___ Data supplied

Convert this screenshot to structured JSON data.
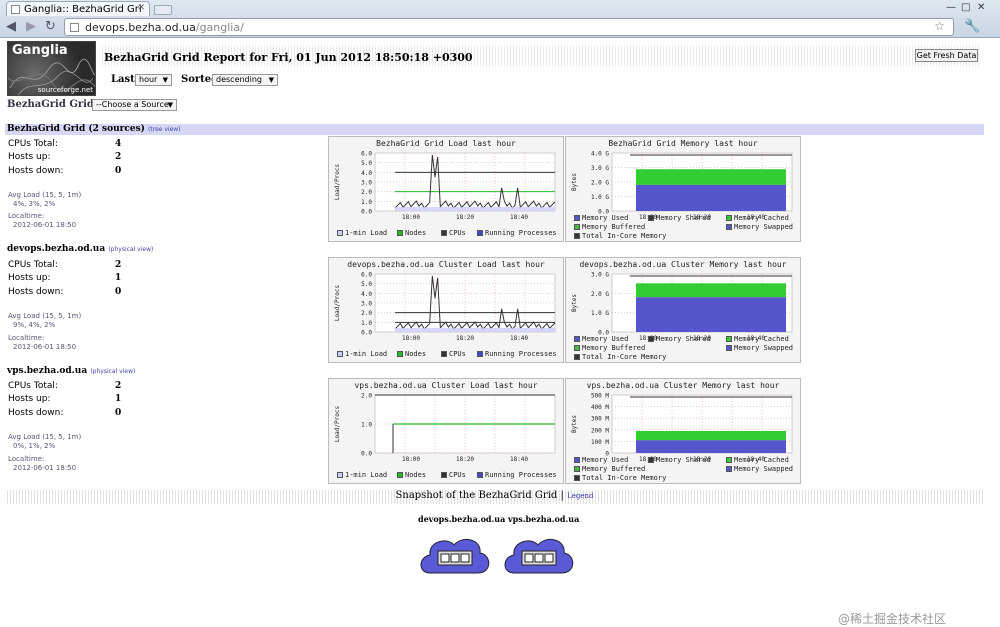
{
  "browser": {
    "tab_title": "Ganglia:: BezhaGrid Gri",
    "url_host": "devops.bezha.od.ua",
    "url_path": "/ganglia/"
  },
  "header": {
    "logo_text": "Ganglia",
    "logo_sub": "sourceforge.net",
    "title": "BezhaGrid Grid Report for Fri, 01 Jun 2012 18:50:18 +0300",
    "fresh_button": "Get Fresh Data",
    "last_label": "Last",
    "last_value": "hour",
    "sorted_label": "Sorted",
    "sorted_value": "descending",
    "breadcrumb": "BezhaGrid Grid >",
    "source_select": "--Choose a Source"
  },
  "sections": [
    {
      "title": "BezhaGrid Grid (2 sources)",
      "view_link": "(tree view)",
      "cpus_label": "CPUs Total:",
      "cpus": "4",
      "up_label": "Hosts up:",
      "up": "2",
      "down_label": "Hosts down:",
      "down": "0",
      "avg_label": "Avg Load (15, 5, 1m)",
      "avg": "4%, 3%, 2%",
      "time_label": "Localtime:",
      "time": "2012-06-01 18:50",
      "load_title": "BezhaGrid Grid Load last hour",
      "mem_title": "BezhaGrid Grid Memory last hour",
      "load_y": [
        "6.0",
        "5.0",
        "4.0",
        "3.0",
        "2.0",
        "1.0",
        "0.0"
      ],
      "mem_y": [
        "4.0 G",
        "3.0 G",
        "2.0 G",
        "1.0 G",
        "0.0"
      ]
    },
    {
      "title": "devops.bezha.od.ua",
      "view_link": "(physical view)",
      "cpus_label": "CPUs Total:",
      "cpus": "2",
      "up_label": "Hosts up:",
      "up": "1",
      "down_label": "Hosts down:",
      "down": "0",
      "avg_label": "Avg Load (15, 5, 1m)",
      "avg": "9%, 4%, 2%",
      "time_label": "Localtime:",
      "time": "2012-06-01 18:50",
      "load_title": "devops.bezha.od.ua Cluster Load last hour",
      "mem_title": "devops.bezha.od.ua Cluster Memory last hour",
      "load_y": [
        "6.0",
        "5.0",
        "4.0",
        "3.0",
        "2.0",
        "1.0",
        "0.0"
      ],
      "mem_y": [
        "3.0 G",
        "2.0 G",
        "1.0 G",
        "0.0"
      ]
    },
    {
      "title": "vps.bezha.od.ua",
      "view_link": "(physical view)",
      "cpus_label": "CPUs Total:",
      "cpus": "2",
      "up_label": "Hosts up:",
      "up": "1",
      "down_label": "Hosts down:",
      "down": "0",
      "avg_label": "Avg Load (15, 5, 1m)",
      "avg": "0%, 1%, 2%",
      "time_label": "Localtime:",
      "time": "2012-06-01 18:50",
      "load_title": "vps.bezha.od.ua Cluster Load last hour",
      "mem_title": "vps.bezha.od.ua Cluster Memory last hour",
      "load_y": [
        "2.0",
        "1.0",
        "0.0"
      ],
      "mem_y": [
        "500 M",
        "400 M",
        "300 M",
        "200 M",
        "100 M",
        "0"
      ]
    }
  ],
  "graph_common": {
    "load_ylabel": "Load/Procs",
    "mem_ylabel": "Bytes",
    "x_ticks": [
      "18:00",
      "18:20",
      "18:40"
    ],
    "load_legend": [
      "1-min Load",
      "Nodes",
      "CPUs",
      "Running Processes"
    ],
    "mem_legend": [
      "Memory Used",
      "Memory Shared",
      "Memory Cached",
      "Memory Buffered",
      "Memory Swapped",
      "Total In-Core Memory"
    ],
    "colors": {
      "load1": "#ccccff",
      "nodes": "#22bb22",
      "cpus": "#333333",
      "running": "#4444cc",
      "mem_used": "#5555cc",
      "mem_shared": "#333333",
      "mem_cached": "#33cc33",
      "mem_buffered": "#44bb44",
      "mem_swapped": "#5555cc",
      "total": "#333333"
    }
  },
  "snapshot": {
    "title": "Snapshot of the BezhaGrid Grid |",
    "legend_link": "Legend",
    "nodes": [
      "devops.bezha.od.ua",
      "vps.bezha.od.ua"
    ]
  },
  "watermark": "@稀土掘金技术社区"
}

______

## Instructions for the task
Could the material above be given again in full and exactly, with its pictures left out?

## Answer to this exercise
Convert this screenshot to structured JSON data.
{
  "browser": {
    "tab_title": "Ganglia:: BezhaGrid Gri",
    "url_host": "devops.bezha.od.ua",
    "url_path": "/ganglia/"
  },
  "header": {
    "logo_text": "Ganglia",
    "logo_sub": "sourceforge.net",
    "title": "BezhaGrid Grid Report for Fri, 01 Jun 2012 18:50:18 +0300",
    "fresh_button": "Get Fresh Data",
    "last_label": "Last",
    "last_value": "hour",
    "sorted_label": "Sorted",
    "sorted_value": "descending",
    "breadcrumb": "BezhaGrid Grid >",
    "source_select": "--Choose a Source"
  },
  "sections": [
    {
      "title": "BezhaGrid Grid (2 sources)",
      "view_link": "(tree view)",
      "cpus_label": "CPUs Total:",
      "cpus": "4",
      "up_label": "Hosts up:",
      "up": "2",
      "down_label": "Hosts down:",
      "down": "0",
      "avg_label": "Avg Load (15, 5, 1m)",
      "avg": "4%, 3%, 2%",
      "time_label": "Localtime:",
      "time": "2012-06-01 18:50",
      "load_title": "BezhaGrid Grid Load last hour",
      "mem_title": "BezhaGrid Grid Memory last hour",
      "load_y": [
        "6.0",
        "5.0",
        "4.0",
        "3.0",
        "2.0",
        "1.0",
        "0.0"
      ],
      "mem_y": [
        "4.0 G",
        "3.0 G",
        "2.0 G",
        "1.0 G",
        "0.0"
      ]
    },
    {
      "title": "devops.bezha.od.ua",
      "view_link": "(physical view)",
      "cpus_label": "CPUs Total:",
      "cpus": "2",
      "up_label": "Hosts up:",
      "up": "1",
      "down_label": "Hosts down:",
      "down": "0",
      "avg_label": "Avg Load (15, 5, 1m)",
      "avg": "9%, 4%, 2%",
      "time_label": "Localtime:",
      "time": "2012-06-01 18:50",
      "load_title": "devops.bezha.od.ua Cluster Load last hour",
      "mem_title": "devops.bezha.od.ua Cluster Memory last hour",
      "load_y": [
        "6.0",
        "5.0",
        "4.0",
        "3.0",
        "2.0",
        "1.0",
        "0.0"
      ],
      "mem_y": [
        "3.0 G",
        "2.0 G",
        "1.0 G",
        "0.0"
      ]
    },
    {
      "title": "vps.bezha.od.ua",
      "view_link": "(physical view)",
      "cpus_label": "CPUs Total:",
      "cpus": "2",
      "up_label": "Hosts up:",
      "up": "1",
      "down_label": "Hosts down:",
      "down": "0",
      "avg_label": "Avg Load (15, 5, 1m)",
      "avg": "0%, 1%, 2%",
      "time_label": "Localtime:",
      "time": "2012-06-01 18:50",
      "load_title": "vps.bezha.od.ua Cluster Load last hour",
      "mem_title": "vps.bezha.od.ua Cluster Memory last hour",
      "load_y": [
        "2.0",
        "1.0",
        "0.0"
      ],
      "mem_y": [
        "500 M",
        "400 M",
        "300 M",
        "200 M",
        "100 M",
        "0"
      ]
    }
  ],
  "graph_common": {
    "load_ylabel": "Load/Procs",
    "mem_ylabel": "Bytes",
    "x_ticks": [
      "18:00",
      "18:20",
      "18:40"
    ],
    "load_legend": [
      "1-min Load",
      "Nodes",
      "CPUs",
      "Running Processes"
    ],
    "mem_legend": [
      "Memory Used",
      "Memory Shared",
      "Memory Cached",
      "Memory Buffered",
      "Memory Swapped",
      "Total In-Core Memory"
    ],
    "colors": {
      "load1": "#ccccff",
      "nodes": "#22bb22",
      "cpus": "#333333",
      "running": "#4444cc",
      "mem_used": "#5555cc",
      "mem_shared": "#333333",
      "mem_cached": "#33cc33",
      "mem_buffered": "#44bb44",
      "mem_swapped": "#5555cc",
      "total": "#333333"
    }
  },
  "snapshot": {
    "title": "Snapshot of the BezhaGrid Grid |",
    "legend_link": "Legend",
    "nodes": [
      "devops.bezha.od.ua",
      "vps.bezha.od.ua"
    ]
  },
  "watermark": "@稀土掘金技术社区"
}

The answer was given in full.